Action item :: Return every line of the entries that includes the word "title".

Information shown ::
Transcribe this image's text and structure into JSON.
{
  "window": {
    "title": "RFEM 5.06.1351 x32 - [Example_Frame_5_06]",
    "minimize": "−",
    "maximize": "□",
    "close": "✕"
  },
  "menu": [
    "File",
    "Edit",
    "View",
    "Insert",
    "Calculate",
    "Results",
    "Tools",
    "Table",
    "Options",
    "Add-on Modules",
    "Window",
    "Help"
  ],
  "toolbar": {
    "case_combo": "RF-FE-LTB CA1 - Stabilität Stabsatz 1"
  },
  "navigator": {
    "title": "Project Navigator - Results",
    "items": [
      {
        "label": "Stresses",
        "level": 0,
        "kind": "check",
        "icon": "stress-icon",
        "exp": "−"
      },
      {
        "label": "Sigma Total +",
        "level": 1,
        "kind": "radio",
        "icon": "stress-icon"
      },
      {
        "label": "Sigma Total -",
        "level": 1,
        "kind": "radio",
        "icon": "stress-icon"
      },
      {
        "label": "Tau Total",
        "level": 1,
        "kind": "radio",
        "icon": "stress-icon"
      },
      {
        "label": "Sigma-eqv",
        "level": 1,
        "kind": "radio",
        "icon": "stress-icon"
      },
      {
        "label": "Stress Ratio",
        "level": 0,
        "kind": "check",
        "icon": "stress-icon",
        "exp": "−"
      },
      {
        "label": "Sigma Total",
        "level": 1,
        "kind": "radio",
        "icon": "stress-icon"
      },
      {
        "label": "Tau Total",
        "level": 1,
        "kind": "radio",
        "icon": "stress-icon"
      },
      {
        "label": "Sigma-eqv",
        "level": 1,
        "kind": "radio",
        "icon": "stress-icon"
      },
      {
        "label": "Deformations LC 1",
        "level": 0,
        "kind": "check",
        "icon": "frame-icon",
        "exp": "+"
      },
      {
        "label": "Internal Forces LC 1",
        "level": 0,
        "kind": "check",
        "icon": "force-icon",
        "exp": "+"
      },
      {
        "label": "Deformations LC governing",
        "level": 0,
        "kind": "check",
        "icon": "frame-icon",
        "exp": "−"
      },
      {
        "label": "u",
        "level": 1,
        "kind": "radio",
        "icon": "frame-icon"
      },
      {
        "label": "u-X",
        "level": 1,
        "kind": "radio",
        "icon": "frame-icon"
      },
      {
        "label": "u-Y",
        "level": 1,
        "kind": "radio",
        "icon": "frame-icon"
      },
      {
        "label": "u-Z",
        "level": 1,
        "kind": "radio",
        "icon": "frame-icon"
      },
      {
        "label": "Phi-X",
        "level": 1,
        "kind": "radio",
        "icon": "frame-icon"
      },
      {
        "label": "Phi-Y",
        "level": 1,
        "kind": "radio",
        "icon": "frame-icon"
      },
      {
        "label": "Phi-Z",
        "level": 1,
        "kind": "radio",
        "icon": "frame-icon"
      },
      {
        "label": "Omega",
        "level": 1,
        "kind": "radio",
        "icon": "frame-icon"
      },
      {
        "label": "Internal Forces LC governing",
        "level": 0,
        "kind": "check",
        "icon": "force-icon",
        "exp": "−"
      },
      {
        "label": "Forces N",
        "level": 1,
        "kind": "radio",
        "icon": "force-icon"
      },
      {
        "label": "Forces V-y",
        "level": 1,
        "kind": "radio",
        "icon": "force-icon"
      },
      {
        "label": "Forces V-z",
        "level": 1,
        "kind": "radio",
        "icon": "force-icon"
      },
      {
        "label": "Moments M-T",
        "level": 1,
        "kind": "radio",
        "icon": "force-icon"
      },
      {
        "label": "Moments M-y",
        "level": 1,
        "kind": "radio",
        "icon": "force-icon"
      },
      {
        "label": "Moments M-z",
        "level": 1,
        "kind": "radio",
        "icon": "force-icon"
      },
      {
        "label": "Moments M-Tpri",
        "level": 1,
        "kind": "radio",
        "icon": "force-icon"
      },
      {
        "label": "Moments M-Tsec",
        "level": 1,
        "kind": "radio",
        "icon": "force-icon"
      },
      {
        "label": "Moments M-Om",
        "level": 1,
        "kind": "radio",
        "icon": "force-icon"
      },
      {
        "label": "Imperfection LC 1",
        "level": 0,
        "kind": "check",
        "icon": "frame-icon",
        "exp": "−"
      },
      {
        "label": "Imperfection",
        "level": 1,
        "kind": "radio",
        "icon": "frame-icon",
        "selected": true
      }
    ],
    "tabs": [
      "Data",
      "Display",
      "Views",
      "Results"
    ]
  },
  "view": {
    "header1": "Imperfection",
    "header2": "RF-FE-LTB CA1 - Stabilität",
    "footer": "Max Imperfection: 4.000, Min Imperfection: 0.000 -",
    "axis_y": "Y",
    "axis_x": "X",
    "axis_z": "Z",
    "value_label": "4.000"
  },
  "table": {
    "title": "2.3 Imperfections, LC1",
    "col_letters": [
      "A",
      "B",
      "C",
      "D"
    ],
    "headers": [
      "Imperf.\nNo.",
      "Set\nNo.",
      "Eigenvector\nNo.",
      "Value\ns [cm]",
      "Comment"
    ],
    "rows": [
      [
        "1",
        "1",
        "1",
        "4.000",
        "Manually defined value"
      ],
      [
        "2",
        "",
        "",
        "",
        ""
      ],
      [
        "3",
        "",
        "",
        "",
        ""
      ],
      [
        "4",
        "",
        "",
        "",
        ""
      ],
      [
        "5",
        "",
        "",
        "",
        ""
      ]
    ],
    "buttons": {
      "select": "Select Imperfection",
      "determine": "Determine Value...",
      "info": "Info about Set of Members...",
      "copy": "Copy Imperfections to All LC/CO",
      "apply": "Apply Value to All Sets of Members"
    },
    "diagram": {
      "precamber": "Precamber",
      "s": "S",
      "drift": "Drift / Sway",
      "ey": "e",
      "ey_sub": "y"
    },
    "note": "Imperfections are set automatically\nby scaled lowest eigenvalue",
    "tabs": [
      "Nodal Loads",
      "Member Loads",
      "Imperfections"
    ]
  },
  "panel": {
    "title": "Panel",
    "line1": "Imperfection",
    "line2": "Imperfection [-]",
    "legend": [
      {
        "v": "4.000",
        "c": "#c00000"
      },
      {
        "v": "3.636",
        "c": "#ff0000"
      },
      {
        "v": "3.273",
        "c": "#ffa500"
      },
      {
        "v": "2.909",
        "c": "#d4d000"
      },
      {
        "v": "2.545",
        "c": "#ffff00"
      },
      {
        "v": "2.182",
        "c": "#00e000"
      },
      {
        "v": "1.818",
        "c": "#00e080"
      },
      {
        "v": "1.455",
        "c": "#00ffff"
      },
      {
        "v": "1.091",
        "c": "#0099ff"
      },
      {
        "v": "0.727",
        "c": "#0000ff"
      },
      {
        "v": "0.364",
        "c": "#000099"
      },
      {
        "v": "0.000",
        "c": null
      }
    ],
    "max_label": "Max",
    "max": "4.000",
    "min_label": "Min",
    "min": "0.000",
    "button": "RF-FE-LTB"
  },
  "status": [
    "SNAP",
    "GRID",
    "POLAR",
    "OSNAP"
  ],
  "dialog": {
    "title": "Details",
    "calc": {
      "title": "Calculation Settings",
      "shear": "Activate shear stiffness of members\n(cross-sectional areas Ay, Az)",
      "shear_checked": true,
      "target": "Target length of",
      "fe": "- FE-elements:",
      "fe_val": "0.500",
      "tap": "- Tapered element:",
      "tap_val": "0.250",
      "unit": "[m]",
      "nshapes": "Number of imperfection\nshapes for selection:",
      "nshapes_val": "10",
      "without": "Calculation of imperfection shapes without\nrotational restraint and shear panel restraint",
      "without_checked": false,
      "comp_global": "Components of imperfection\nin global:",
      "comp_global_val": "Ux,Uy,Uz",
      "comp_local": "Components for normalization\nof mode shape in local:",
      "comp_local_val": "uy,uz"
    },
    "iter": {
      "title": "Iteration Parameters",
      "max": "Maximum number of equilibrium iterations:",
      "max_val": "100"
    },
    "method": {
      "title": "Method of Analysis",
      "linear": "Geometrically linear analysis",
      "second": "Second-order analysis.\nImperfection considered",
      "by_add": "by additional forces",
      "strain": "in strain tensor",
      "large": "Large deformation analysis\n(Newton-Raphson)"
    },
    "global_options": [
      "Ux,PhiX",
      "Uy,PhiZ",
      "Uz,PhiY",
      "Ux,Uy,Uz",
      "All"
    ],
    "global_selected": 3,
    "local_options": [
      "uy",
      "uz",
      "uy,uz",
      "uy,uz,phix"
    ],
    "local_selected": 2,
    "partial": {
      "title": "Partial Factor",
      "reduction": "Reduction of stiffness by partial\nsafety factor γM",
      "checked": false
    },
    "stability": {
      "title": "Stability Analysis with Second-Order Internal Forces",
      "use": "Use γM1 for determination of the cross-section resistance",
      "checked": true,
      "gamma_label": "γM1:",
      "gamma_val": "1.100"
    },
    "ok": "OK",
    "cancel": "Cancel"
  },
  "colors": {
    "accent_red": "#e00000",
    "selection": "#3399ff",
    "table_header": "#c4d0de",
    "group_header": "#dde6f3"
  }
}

Reply ::
    "title": "RFEM 5.06.1351 x32 - [Example_Frame_5_06]",
    "title": "Project Navigator - Results",
    "title": "2.3 Imperfections, LC1",
    "title": "Panel",
    "title": "Details",
      "title": "Calculation Settings",
      "title": "Iteration Parameters",
      "title": "Method of Analysis",
      "title": "Partial Factor",
      "title": "Stability Analysis with Second-Order Internal Forces",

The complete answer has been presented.